* Collection entries:
══════════════════════════════
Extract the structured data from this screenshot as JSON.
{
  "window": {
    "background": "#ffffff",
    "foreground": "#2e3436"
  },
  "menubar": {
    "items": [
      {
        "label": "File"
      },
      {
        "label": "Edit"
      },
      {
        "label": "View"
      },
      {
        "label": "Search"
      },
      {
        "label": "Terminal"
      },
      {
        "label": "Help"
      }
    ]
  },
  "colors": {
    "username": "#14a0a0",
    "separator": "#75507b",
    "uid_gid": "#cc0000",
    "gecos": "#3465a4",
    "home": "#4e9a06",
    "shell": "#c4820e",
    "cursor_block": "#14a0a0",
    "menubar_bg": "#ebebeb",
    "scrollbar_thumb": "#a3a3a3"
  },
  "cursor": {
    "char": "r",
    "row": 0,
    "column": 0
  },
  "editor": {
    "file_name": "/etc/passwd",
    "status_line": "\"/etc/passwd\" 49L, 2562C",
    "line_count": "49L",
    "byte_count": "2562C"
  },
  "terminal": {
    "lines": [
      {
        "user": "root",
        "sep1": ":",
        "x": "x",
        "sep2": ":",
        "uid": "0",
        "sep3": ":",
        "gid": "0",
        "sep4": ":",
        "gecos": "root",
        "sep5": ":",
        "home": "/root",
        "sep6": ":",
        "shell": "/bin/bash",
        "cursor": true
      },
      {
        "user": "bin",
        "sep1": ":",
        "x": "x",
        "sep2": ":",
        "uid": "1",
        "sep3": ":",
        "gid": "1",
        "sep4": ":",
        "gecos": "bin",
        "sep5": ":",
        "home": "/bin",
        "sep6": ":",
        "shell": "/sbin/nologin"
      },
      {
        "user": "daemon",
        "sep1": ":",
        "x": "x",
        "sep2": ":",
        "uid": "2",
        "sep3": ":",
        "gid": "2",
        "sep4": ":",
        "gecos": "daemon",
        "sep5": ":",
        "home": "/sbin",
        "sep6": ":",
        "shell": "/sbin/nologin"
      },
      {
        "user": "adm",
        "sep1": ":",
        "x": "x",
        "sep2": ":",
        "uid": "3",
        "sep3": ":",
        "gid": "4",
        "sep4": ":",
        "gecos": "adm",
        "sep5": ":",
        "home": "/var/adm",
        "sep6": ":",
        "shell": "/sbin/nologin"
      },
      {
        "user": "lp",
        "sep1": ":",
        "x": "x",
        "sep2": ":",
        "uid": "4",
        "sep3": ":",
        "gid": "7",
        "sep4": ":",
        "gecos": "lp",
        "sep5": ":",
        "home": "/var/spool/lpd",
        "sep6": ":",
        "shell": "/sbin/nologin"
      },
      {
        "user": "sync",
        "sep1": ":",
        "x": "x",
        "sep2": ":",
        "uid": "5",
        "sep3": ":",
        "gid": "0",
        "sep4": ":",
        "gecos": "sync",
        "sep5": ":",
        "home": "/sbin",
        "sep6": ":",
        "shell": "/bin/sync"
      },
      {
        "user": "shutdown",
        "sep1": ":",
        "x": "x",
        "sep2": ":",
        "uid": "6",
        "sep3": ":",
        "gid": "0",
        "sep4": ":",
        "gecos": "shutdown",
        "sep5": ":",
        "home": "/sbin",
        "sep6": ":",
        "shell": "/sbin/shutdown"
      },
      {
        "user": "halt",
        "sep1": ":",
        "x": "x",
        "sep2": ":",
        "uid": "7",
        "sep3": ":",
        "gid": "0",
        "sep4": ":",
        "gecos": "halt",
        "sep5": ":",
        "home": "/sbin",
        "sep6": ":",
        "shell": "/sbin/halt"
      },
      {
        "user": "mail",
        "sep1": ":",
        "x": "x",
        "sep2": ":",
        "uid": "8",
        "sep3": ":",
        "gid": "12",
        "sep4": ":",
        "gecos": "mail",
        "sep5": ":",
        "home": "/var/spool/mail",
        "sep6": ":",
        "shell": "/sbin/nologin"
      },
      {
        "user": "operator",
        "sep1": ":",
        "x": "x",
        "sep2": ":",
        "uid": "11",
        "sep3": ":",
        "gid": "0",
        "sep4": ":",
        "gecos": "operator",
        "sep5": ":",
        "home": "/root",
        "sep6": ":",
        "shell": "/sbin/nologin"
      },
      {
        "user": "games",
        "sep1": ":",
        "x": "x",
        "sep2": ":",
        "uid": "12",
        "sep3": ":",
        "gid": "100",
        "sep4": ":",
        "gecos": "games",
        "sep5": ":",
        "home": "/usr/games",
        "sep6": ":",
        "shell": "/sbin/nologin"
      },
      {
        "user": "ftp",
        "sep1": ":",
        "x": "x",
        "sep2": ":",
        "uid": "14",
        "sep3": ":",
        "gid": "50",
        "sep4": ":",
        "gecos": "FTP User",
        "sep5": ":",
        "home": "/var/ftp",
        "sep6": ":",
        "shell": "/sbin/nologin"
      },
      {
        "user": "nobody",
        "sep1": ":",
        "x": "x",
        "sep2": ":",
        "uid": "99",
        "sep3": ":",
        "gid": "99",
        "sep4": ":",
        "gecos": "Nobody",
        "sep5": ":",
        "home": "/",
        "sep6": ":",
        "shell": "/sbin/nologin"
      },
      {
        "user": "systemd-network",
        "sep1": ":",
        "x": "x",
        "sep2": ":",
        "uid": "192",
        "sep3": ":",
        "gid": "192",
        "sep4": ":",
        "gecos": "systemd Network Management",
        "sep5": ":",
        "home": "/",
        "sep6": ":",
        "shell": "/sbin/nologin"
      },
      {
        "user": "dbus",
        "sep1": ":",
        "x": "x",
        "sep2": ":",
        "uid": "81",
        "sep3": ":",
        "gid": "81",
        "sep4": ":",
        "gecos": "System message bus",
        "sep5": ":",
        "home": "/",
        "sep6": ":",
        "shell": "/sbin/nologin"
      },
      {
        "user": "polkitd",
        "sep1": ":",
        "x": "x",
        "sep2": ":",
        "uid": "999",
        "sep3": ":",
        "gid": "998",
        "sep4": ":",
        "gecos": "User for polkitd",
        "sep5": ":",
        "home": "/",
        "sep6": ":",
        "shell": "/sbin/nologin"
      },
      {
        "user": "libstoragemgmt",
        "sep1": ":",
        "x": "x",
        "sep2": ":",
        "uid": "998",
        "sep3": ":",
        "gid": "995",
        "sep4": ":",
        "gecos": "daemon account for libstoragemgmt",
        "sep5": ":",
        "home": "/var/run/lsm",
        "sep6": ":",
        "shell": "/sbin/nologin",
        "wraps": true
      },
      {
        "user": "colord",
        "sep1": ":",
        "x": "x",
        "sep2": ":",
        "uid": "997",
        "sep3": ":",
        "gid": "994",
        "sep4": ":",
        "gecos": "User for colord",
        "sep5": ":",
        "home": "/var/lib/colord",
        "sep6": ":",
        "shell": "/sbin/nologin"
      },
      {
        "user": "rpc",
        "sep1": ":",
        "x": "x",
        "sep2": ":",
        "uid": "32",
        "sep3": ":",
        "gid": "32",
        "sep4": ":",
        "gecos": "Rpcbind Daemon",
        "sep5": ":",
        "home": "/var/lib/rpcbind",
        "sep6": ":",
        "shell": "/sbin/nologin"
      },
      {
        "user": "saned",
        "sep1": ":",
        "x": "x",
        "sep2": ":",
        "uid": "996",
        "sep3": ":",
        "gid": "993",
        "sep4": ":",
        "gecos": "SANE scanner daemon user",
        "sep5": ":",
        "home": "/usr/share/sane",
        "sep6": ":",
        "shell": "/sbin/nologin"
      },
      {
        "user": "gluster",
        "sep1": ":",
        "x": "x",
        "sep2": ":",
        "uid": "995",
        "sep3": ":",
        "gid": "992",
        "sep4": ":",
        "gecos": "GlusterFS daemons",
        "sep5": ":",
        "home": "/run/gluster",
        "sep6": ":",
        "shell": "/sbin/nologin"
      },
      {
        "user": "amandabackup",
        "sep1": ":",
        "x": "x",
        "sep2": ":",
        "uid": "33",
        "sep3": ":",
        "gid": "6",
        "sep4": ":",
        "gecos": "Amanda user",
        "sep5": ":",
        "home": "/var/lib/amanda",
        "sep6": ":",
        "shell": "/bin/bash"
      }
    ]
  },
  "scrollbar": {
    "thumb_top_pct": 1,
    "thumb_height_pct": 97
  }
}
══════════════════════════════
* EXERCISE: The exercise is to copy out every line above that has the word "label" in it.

* ANSWER TO THE EXERCISE:
        "label": "File"
        "label": "Edit"
        "label": "View"
        "label": "Search"
        "label": "Terminal"
        "label": "Help"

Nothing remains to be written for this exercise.